By Ryan Lezak

On October 14, the University of Missouri Board of Curators announced its indoor mask mandate, which had been in place since August 2, would expire. Improving virus metrics was cited as the reason for dropping the mandate, but at University Hospital, the situation is much different.

An emergency services technician at University Hospital, who wishes to remain anonymous, says the hospital is still very busy with COVID-19 patients. But while the number of patients remains high, the biggest issue facing the hospital right now is a shortage of staff. This is a problem as hospitals across the country face burnt-out medical staff leaving their jobs in search of higher pay.

At the beginning of the pandemic, healthcare workers were hailed as heroes for being on the frontlines as COVID-19 rapidly spread across the United States. These workers now feel they are not being appreciated, despite continuing to treat COVID-19 patients on the front lines. The emergency services technician at the hospital says her coworkers feel tired and burnt out, especially as they are now forced to take on more patients than before as a result of the staffing shortage. This is much different than the initial waves in 2020, when there was enough staff in the hospital to treat patients and staff all beds. The main concern then was running out of physical space to put the patients that would come in sick.

At the hospital, emergency room wait times, which historically have averaged 45 minutes, now often exceed 3 hours. Many times, there are no staffed beds to admit patients to, forcing them to wait in the ER for beds to open up, causing a massive backlog of patients.

Many of the COVID patients at University Hospital come from other hospitals in mid-Missouri that either cannot handle the amount of or lack the proper care for COVID-19 patients. The shortage of staffed beds has caused an average wait time of 1-2 days to be transferred to University Hospital. This is down significantly from the surge of patients in the summer, where patients often had to wait upwards of a week in order to be transferred to Columbia.
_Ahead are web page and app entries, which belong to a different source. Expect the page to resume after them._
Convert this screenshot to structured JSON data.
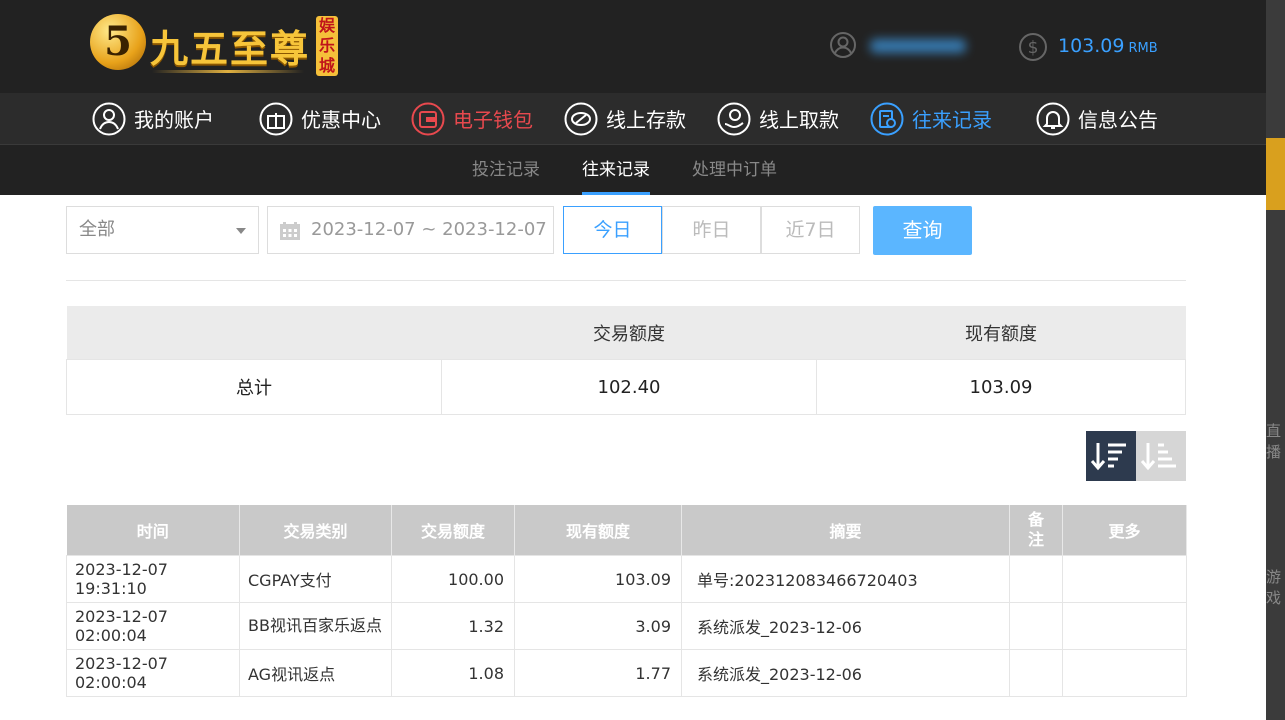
{
  "header": {
    "logo_text": "九五至尊",
    "logo_badge": "娱乐城",
    "logo_mark": "5",
    "balance_value": "103.09",
    "balance_unit": "RMB"
  },
  "main_nav": [
    {
      "label": "我的账户",
      "icon": "user-icon"
    },
    {
      "label": "优惠中心",
      "icon": "gift-icon"
    },
    {
      "label": "电子钱包",
      "icon": "wallet-icon"
    },
    {
      "label": "线上存款",
      "icon": "deposit-icon"
    },
    {
      "label": "线上取款",
      "icon": "withdraw-icon"
    },
    {
      "label": "往来记录",
      "icon": "record-icon"
    },
    {
      "label": "信息公告",
      "icon": "bell-icon"
    }
  ],
  "sub_nav": [
    "投注记录",
    "往来记录",
    "处理中订单"
  ],
  "filter": {
    "type_select": "全部",
    "date_range": "2023-12-07 ~ 2023-12-07",
    "quick_ranges": [
      "今日",
      "昨日",
      "近7日"
    ],
    "query_label": "查询"
  },
  "summary": {
    "headers": [
      "",
      "交易额度",
      "现有额度"
    ],
    "row_label": "总计",
    "trade_amount": "102.40",
    "current_amount": "103.09"
  },
  "records": {
    "headers": [
      "时间",
      "交易类别",
      "交易额度",
      "现有额度",
      "摘要",
      "备注",
      "更多"
    ],
    "rows": [
      {
        "time": "2023-12-07 19:31:10",
        "category": "CGPAY支付",
        "amount": "100.00",
        "balance": "103.09",
        "summary": "单号:202312083466720403",
        "note": "",
        "more": ""
      },
      {
        "time": "2023-12-07 02:00:04",
        "category": "BB视讯百家乐返点",
        "amount": "1.32",
        "balance": "3.09",
        "summary": "系统派发_2023-12-06",
        "note": "",
        "more": ""
      },
      {
        "time": "2023-12-07 02:00:04",
        "category": "AG视讯返点",
        "amount": "1.08",
        "balance": "1.77",
        "summary": "系统派发_2023-12-06",
        "note": "",
        "more": ""
      }
    ]
  },
  "edge_text": [
    "直播",
    "游戏"
  ],
  "colors": {
    "accent_blue": "#3aa0ff",
    "accent_red": "#e8494e",
    "header_bg": "#222222"
  }
}
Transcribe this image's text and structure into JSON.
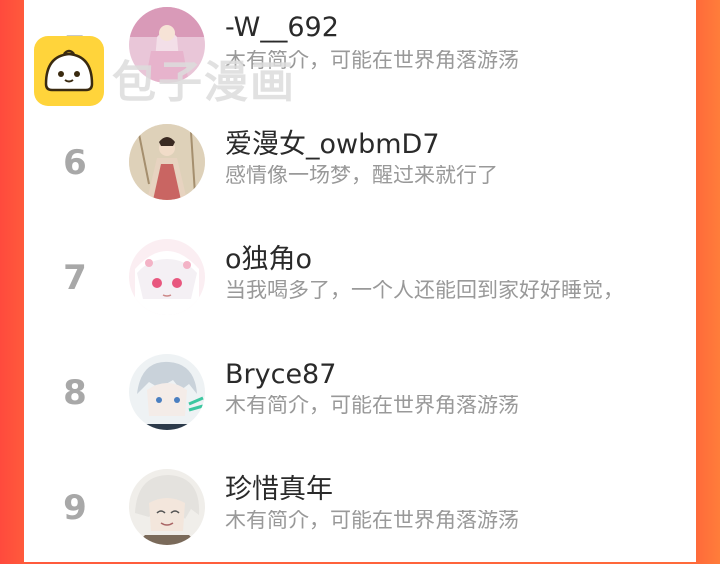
{
  "watermark": {
    "brand_text": "包子漫画",
    "logo_icon": "steamed-bun-icon"
  },
  "colors": {
    "background_gradient_start": "#ff4a3d",
    "background_gradient_end": "#ff7d3a",
    "rank_color": "#a8a8a8",
    "name_color": "#2a2a2a",
    "bio_color": "#999999",
    "logo_color": "#ffd43b"
  },
  "users": [
    {
      "rank": "5",
      "name": "-W__692",
      "bio": "木有简介，可能在世界角落游荡",
      "avatar": "pink-dress-character-avatar"
    },
    {
      "rank": "6",
      "name": "爱漫女_owbmD7",
      "bio": "感情像一场梦，醒过来就行了",
      "avatar": "ancient-costume-girl-avatar"
    },
    {
      "rank": "7",
      "name": "o独角o",
      "bio": "当我喝多了，一个人还能回到家好好睡觉，",
      "avatar": "white-hair-anime-girl-avatar"
    },
    {
      "rank": "8",
      "name": "Bryce87",
      "bio": "木有简介，可能在世界角落游荡",
      "avatar": "silver-hair-boy-avatar"
    },
    {
      "rank": "9",
      "name": "珍惜真年",
      "bio": "木有简介，可能在世界角落游荡",
      "avatar": "smiling-white-hair-avatar"
    }
  ]
}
Most of the COVID-19 patients at the hospital have not been vaccinated. Those in the hospital that have been vaccinated come in with less severe illness and are in the hospital for a shorter amount of time than the unvaccinated. 

As the pandemic shows no sign of ending in the near future, healthcare workers continue to worry about short staffing in the hospital, with the additional fear of the rapidly approaching flu season. Even though the hospital was not overwhelmed with a “twindemic” of flu and COVID patients last winter, this winter has the potential to be different, as most mask mandates have been dropped and people in the community are taking fewer precautions against the virus. University and healthcare workers continue to stress the importance of getting both the COVID-19 and flu vaccines to protect oneself from ending up in the hospital with either virus.

Edited by Ryan Cohen